Recent Posts

How Do You Know When Your Tadpole Is Ready to Leave the Aquarium?

Child catching tadpole

Photo courtesy of Kei Rothblack

Raising tadpoles is tricky business. After a few weeks to months of fully aquatic life, they reach a point in their amphibian metamorphosis when they are ready to venture onto land and try out their new legs.

In nature, this happens fairly easily, as there are branches and shallow water where they can make the transition. But in captivity, we’re responsible for making sure those adolescent frogs have the right environment for stepping out of the water for the first time.

And part of that involves watching how far along they are in their metamorphosis. Here’s what you need to know about transitioning your tadpole out of the aquarium into a frog habitat.

Keeping tadpoles in a fish tank


You can keep tadpoles in a fish aquarium while they are young, but they have to be kept separate from fish. If they share a tank, the tadpoles will get eaten.

The important thing to know about keeping tadpoles in a fish tank is that if you have the tadpole of a ground-dwelling frog, you have to make sure you get it out of the tank at the right time because it cannot climb the walls of the aquarium to get air.

Look for legs

Frog metamorph

A tadpole isn’t quite ready to leave the aquarium when legs first appear, but tiny legs starting to grow is a sign that the lungs are developing. So those little legs are the first sign you’ll likely see that your tadpole is maturing.

When you start to see legs, you need to make sure your aquarium is ready for the tadpole’s lung development. The young frog will need a way to breathe air after its lungs develop and it loses its gills. You can add a large rock to the aquarium so it can climb on top of it.

Or better yet, you can set up a semi-aquatic aquarium in the first place. This kind of aquarium has both a land area and a swimming area. Note: Semi-aquatic tanks are also good for other amphibians, like salamanders and newts. But your frog won’t need a semi-aquatic home after it matures. You can check out specific habitat requirements for adult frogs by clicking here.

I’ll post more about semi-aquatic aquariums in a few weeks, so keep a lookout for that info, as well.

For now, let’s talk more about keeping a tadpole in a standard fish aquarium and how to make the move to a terrarium.

Pay attention to time and temperature

Tadpole development is dependent on the temperature of their environment. Warmer, more comfortable water temperatures help them to mature faster. Water that is too cold can slow development.

Most tadpoles will become frogs within six to twelve weeks from the time they were an egg. That means you’ll want to be prepared for their frog stage soon after bringing them home, as you’ll probably only have a few weeks of the tadpole stage, depending on the particular species.

In addition to water temperature, whether the tadpole gets adequate nutrition also affects the growth rate.

Check tail length

Tadpoles in aquarium

When your tadpoles become metamorphs (have front legs and are starting to look more like frogs, but still have a tail) they need to have a large, secured object in the tank to climb on top of. A rock or log works, and it should start in the water and reach above the surface of the water at the top.

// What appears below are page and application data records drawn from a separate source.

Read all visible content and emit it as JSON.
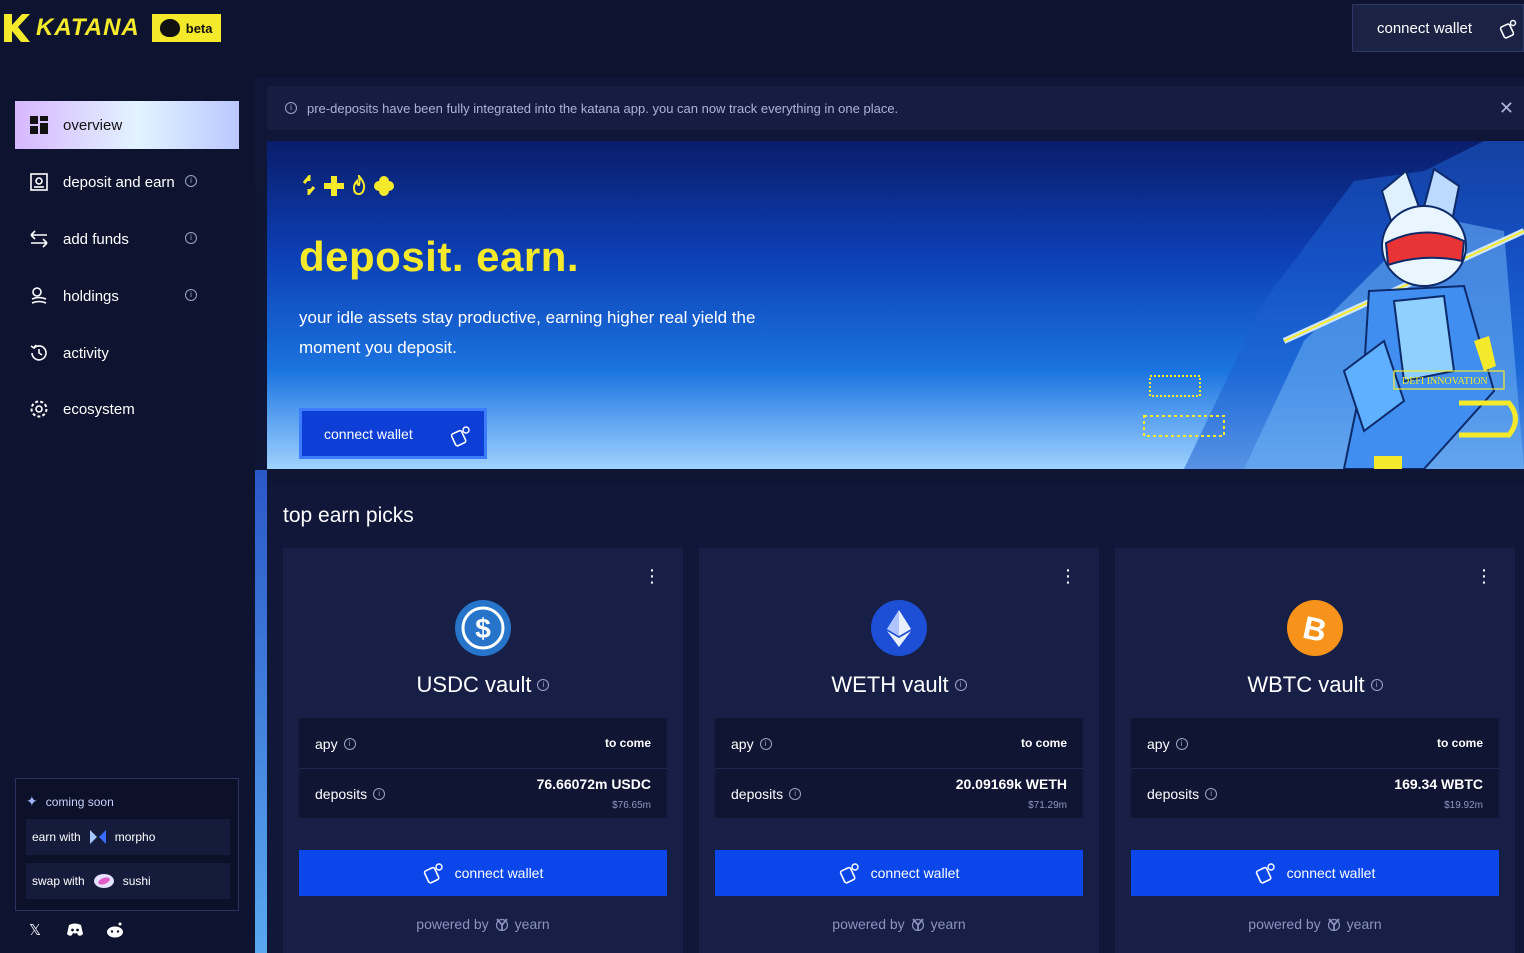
{
  "brand": {
    "name": "KATANA",
    "badge": "beta"
  },
  "header": {
    "connect_label": "connect wallet"
  },
  "sidebar": {
    "items": [
      {
        "label": "overview",
        "icon": "grid-icon",
        "active": true
      },
      {
        "label": "deposit and earn",
        "icon": "vault-icon"
      },
      {
        "label": "add funds",
        "icon": "swap-arrows-icon"
      },
      {
        "label": "holdings",
        "icon": "coins-stack-icon"
      },
      {
        "label": "activity",
        "icon": "history-icon"
      },
      {
        "label": "ecosystem",
        "icon": "gear-icon"
      }
    ],
    "coming_soon": {
      "title": "coming soon",
      "rows": [
        {
          "prefix": "earn with",
          "partner": "morpho"
        },
        {
          "prefix": "swap with",
          "partner": "sushi"
        }
      ]
    },
    "socials": [
      "x-icon",
      "discord-icon",
      "reddit-icon"
    ]
  },
  "banner": {
    "text": "pre-deposits have been fully integrated into the katana app. you can now track everything in one place."
  },
  "hero": {
    "title": "deposit. earn.",
    "subtitle": "your idle assets stay productive, earning higher real yield the moment you deposit.",
    "button": "connect wallet",
    "art_text": "DEFI INNOVATION"
  },
  "picks": {
    "title": "top earn picks",
    "cards": [
      {
        "name": "USDC vault",
        "coin_color": "#2775ca",
        "apy_label": "apy",
        "apy": "to come",
        "deposits_label": "deposits",
        "deposits": "76.66072m USDC",
        "deposits_usd": "$76.65m",
        "button": "connect wallet",
        "powered_prefix": "powered by",
        "powered_by": "yearn"
      },
      {
        "name": "WETH vault",
        "coin_color": "#1d4fd6",
        "apy_label": "apy",
        "apy": "to come",
        "deposits_label": "deposits",
        "deposits": "20.09169k WETH",
        "deposits_usd": "$71.29m",
        "button": "connect wallet",
        "powered_prefix": "powered by",
        "powered_by": "yearn"
      },
      {
        "name": "WBTC vault",
        "coin_color": "#f7931a",
        "apy_label": "apy",
        "apy": "to come",
        "deposits_label": "deposits",
        "deposits": "169.34 WBTC",
        "deposits_usd": "$19.92m",
        "button": "connect wallet",
        "powered_prefix": "powered by",
        "powered_by": "yearn"
      }
    ]
  },
  "colors": {
    "accent_yellow": "#f4ea2b",
    "primary_blue": "#0a46ea",
    "bg": "#0e1430"
  }
}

Note that some species of ground-dwelling frogs cannot climb a rock or log, and in those cases, you must remove the tadpoles from the tank yourself when the tail is about half its original length.

Come into the Tye-Dyed Iguana in Fairview Heights to take a look at our tadpoles and frogs. 

Diedra Blackmill is head copywriter and content marketer at Telepath Writing Services. She specializes in writing blog articles, newsletters, and scripts that generate more revenue for businesses. Hire Diedra for your online content.